▶ _What is required_
Take each line in the entries below that holds "screenshot" and show it.

(Records from a dataset)
****************

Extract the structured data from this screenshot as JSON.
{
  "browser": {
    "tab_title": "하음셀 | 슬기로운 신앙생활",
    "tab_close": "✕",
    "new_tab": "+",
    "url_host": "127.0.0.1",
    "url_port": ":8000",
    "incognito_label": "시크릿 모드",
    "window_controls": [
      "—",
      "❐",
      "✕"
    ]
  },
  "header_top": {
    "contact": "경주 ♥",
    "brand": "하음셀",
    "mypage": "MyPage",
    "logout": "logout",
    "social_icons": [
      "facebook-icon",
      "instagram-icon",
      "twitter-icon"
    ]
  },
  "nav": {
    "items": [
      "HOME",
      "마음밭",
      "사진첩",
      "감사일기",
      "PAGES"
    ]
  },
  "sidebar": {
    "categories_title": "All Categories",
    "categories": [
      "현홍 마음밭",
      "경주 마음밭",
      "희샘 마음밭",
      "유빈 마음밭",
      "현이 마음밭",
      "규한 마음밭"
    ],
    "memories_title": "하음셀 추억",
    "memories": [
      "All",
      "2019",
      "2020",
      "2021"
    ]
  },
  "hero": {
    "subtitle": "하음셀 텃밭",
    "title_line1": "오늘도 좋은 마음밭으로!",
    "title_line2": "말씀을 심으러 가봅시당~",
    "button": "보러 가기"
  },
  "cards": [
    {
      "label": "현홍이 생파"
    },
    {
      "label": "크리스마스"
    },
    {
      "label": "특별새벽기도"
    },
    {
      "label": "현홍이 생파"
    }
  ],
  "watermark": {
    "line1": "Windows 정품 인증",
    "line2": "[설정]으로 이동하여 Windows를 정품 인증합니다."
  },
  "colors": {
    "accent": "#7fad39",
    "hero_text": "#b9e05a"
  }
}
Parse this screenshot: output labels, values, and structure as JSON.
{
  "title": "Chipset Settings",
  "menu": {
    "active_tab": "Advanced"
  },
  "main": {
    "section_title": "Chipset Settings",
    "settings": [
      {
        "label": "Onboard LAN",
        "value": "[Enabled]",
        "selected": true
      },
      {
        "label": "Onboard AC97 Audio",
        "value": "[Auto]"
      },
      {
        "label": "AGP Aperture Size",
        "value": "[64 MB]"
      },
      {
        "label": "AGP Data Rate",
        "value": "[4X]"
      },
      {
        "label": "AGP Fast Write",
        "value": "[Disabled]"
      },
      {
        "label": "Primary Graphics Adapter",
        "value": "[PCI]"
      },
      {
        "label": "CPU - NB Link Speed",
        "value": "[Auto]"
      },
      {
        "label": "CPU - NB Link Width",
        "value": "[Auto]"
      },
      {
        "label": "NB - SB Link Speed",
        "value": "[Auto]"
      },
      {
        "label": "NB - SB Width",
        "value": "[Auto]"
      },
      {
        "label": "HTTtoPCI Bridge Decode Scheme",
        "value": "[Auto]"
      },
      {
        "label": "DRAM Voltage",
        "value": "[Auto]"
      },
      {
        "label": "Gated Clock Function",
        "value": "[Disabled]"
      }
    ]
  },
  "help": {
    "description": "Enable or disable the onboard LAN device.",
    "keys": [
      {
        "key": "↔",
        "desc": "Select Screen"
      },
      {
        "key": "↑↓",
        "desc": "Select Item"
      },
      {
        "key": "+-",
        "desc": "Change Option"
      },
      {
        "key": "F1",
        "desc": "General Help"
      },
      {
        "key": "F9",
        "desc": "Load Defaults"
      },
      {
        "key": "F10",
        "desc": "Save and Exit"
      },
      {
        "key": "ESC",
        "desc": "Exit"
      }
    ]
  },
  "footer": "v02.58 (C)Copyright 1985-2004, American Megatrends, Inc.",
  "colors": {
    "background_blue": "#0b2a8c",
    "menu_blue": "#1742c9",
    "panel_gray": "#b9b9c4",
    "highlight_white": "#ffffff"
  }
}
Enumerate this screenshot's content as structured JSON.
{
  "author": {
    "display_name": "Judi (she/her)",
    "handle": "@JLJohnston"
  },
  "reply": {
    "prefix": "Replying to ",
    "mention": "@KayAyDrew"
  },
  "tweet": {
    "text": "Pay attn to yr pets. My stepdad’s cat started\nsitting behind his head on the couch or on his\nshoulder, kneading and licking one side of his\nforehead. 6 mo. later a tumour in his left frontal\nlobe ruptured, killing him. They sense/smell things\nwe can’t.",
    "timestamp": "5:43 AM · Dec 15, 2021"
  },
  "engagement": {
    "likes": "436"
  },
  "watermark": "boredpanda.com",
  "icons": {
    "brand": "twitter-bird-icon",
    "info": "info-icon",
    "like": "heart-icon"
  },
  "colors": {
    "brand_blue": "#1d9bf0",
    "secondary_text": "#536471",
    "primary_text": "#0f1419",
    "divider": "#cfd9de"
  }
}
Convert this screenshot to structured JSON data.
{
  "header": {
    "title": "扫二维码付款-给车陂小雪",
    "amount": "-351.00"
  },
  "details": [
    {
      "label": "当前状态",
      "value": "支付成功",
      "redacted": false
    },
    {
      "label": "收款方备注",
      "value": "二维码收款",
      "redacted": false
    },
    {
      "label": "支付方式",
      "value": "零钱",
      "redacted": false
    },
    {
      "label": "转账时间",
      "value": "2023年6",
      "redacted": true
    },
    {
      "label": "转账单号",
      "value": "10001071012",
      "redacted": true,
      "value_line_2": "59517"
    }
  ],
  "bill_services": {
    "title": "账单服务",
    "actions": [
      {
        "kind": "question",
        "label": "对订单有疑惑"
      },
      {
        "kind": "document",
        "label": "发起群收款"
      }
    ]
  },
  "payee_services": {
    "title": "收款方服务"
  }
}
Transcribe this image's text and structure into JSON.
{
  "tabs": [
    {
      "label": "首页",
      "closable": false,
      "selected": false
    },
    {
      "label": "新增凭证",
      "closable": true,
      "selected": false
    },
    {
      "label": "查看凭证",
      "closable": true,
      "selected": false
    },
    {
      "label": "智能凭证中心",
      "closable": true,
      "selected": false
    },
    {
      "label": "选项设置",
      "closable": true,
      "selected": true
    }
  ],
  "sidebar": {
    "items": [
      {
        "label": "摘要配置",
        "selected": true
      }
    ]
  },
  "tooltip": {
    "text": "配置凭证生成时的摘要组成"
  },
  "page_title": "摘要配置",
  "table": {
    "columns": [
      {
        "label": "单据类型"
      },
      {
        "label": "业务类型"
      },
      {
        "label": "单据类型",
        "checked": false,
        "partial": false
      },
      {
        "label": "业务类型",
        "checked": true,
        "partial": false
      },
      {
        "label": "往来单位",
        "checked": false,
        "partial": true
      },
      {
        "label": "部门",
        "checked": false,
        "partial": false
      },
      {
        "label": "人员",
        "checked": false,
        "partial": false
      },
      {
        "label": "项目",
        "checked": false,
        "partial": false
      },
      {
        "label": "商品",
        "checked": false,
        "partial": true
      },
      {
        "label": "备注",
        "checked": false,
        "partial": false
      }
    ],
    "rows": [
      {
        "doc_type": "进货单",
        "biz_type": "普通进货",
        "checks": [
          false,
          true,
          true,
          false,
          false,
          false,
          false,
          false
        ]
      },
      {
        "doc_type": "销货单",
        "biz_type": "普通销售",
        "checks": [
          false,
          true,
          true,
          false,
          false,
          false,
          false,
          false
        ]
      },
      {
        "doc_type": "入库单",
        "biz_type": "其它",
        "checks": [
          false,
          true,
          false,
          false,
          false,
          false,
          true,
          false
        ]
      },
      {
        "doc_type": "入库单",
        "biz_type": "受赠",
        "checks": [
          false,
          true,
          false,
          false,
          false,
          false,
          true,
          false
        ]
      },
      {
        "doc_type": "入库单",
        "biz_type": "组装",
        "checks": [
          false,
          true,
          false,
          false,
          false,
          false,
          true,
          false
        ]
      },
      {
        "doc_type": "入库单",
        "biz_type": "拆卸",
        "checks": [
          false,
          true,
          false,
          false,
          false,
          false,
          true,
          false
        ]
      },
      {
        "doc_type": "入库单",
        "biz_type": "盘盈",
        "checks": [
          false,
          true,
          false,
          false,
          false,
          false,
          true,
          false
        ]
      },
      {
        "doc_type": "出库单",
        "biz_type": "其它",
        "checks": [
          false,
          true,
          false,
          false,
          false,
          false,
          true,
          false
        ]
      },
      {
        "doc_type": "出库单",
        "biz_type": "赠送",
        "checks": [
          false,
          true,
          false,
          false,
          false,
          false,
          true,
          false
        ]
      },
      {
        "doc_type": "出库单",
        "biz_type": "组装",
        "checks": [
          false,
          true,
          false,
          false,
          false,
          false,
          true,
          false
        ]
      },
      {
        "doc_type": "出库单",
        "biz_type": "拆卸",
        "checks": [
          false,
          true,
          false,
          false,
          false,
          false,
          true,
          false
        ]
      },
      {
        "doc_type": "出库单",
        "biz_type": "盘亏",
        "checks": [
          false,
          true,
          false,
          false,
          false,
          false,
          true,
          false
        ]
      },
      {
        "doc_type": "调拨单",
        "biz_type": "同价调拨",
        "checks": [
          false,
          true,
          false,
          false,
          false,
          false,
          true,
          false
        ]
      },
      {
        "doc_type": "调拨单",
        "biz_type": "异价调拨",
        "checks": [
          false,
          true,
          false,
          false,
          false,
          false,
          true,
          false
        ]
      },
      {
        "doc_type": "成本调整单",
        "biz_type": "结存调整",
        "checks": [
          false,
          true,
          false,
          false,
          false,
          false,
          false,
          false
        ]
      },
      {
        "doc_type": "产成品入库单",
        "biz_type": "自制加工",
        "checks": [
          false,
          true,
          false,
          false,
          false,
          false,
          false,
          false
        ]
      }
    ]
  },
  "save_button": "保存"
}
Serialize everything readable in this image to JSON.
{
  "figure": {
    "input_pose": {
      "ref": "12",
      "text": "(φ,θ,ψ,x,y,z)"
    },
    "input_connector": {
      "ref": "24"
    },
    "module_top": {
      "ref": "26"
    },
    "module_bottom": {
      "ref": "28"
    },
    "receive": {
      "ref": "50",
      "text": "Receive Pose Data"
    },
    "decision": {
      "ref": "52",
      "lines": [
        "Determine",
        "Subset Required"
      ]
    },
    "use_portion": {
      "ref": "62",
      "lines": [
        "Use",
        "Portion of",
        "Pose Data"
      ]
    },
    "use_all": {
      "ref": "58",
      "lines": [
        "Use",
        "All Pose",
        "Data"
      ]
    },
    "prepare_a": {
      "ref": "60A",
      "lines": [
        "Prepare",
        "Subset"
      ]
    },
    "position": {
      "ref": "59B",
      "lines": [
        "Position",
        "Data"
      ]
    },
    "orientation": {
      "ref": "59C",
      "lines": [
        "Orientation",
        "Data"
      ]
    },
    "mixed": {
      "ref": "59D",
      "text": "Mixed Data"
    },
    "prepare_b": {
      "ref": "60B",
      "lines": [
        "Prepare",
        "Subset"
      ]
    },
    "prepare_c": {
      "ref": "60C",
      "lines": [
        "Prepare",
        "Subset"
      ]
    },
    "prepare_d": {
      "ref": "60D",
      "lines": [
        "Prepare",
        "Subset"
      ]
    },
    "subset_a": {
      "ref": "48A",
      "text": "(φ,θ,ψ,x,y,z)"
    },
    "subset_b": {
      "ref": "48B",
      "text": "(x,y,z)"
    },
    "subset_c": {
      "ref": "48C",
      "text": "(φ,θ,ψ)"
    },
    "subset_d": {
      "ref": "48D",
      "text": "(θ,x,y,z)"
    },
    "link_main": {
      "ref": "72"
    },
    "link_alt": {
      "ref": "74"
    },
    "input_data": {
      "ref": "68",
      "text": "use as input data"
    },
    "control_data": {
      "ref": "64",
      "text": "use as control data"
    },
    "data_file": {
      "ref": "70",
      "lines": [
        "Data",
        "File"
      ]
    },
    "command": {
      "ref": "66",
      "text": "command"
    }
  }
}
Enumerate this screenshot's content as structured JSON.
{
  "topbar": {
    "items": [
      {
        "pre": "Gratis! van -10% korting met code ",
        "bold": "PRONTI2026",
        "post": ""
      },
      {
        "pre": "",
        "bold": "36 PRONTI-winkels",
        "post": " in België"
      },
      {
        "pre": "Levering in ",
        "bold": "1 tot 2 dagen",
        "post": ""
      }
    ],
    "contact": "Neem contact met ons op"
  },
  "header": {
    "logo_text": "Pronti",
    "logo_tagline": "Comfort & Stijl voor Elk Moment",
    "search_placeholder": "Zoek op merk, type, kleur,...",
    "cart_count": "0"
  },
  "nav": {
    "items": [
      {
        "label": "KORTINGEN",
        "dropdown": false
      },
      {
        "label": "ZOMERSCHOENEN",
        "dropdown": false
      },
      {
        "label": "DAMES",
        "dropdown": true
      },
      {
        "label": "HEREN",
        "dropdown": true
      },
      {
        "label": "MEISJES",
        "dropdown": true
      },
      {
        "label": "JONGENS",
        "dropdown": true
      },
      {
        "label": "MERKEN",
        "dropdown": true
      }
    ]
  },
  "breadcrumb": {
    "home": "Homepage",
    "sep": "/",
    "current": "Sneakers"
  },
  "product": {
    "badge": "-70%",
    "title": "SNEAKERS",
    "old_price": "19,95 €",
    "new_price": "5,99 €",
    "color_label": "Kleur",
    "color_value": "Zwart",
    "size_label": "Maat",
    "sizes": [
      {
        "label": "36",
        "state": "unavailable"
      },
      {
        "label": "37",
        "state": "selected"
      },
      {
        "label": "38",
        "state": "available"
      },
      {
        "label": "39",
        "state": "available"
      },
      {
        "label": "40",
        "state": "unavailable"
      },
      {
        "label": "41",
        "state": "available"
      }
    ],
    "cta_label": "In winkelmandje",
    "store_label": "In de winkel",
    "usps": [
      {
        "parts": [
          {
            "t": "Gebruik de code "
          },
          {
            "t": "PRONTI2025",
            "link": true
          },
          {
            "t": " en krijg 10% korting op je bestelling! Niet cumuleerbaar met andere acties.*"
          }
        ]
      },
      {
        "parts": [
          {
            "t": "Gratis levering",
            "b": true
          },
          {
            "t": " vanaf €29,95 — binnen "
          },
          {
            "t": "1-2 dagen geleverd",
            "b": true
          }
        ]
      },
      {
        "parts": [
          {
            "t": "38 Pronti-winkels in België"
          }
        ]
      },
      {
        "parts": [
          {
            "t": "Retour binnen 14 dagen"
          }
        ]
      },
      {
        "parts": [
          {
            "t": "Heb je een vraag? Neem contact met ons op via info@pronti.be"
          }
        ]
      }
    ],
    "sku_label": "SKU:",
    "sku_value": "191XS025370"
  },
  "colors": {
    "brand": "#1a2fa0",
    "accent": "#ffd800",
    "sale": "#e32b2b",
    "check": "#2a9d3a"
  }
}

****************

▶ _Task output_
Extract the structured data from this screenshot as JSON.
Parse this screenshot: output labels, values, and structure as JSON.
Enumerate this screenshot's content as structured JSON.
Convert this screenshot to structured JSON data.
Enumerate this screenshot's content as structured JSON.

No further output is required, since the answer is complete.